* **Extracted records**:

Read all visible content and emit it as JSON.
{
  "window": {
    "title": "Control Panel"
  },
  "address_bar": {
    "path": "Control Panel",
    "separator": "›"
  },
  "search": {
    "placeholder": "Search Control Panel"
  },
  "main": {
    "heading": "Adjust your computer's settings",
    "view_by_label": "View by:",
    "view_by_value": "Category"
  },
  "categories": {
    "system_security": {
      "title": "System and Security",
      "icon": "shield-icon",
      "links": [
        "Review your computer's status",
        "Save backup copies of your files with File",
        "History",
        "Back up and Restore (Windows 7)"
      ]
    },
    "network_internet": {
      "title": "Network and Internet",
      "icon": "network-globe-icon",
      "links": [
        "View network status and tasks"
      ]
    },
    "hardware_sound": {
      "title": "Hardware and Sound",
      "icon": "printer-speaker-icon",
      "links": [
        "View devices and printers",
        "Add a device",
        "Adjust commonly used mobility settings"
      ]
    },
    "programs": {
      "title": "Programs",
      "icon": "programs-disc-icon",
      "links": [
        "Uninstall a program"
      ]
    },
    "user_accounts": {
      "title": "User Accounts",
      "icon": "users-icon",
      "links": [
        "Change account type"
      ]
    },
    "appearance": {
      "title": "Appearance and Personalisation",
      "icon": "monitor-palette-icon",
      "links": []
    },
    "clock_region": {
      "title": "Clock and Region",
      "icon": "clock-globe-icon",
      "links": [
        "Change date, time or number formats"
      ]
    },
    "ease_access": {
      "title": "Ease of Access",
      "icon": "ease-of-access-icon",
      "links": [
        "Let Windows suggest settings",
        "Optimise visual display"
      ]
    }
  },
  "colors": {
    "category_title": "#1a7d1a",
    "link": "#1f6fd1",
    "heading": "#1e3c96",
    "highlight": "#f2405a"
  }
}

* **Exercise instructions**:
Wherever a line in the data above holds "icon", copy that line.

* **Written solution**:
      "icon": "shield-icon",
      "icon": "network-globe-icon",
      "icon": "printer-speaker-icon",
      "icon": "programs-disc-icon",
      "icon": "users-icon",
      "icon": "monitor-palette-icon",
      "icon": "clock-globe-icon",
      "icon": "ease-of-access-icon",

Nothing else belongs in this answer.